#### [TASK GOAL]
The expected result is the segment of the entries that begins with the line containing "Serialize everything readable" and ends with the last line, copied verbatim.

(Stored items from a collection)
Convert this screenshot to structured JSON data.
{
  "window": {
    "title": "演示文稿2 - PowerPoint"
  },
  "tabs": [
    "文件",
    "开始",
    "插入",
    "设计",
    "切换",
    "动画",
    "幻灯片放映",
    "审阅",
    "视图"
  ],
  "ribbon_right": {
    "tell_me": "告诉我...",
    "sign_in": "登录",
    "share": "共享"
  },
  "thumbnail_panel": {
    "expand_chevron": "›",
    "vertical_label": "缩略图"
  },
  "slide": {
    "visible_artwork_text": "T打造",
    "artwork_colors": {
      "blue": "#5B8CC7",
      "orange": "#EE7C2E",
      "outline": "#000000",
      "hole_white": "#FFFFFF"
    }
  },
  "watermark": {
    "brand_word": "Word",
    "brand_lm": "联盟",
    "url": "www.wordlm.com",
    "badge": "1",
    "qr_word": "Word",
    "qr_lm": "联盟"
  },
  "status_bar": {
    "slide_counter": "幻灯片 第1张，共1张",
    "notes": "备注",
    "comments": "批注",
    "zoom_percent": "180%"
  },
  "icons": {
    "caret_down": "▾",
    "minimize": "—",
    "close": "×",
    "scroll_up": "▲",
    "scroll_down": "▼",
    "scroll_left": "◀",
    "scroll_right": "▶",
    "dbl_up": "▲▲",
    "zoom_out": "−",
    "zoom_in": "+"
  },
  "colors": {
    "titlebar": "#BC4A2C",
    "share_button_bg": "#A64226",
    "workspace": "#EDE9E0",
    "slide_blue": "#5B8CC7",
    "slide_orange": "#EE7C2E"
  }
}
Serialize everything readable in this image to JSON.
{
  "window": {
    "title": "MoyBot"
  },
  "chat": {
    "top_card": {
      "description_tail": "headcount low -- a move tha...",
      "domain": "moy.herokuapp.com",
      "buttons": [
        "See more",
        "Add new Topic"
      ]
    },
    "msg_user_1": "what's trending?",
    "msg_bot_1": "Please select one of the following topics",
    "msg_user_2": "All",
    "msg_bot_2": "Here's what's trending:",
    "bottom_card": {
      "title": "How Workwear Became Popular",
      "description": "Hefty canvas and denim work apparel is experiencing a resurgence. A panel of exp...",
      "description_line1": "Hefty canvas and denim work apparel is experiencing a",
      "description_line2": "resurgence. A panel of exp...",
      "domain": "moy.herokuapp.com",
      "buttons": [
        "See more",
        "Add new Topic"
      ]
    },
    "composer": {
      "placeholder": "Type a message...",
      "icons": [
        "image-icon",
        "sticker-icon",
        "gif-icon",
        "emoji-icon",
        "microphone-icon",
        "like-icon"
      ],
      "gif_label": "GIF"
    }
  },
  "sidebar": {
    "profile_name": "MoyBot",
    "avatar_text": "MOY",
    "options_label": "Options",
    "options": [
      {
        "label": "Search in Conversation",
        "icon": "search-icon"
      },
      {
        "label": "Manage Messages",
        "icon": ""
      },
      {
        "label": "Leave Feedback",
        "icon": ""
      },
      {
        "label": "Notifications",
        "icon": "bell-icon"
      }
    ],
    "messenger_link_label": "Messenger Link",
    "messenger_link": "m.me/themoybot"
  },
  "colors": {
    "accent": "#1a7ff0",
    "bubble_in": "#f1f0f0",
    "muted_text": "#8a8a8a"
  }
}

#### [WRITTEN RESPONSE]
Serialize everything readable in this image to JSON.
{
  "window": {
    "title": "MoyBot"
  },
  "chat": {
    "top_card": {
      "description_tail": "headcount low -- a move tha...",
      "domain": "moy.herokuapp.com",
      "buttons": [
        "See more",
        "Add new Topic"
      ]
    },
    "msg_user_1": "what's trending?",
    "msg_bot_1": "Please select one of the following topics",
    "msg_user_2": "All",
    "msg_bot_2": "Here's what's trending:",
    "bottom_card": {
      "title": "How Workwear Became Popular",
      "description": "Hefty canvas and denim work apparel is experiencing a resurgence. A panel of exp...",
      "description_line1": "Hefty canvas and denim work apparel is experiencing a",
      "description_line2": "resurgence. A panel of exp...",
      "domain": "moy.herokuapp.com",
      "buttons": [
        "See more",
        "Add new Topic"
      ]
    },
    "composer": {
      "placeholder": "Type a message...",
      "icons": [
        "image-icon",
        "sticker-icon",
        "gif-icon",
        "emoji-icon",
        "microphone-icon",
        "like-icon"
      ],
      "gif_label": "GIF"
    }
  },
  "sidebar": {
    "profile_name": "MoyBot",
    "avatar_text": "MOY",
    "options_label": "Options",
    "options": [
      {
        "label": "Search in Conversation",
        "icon": "search-icon"
      },
      {
        "label": "Manage Messages",
        "icon": ""
      },
      {
        "label": "Leave Feedback",
        "icon": ""
      },
      {
        "label": "Notifications",
        "icon": "bell-icon"
      }
    ],
    "messenger_link_label": "Messenger Link",
    "messenger_link": "m.me/themoybot"
  },
  "colors": {
    "accent": "#1a7ff0",
    "bubble_in": "#f1f0f0",
    "muted_text": "#8a8a8a"
  }
}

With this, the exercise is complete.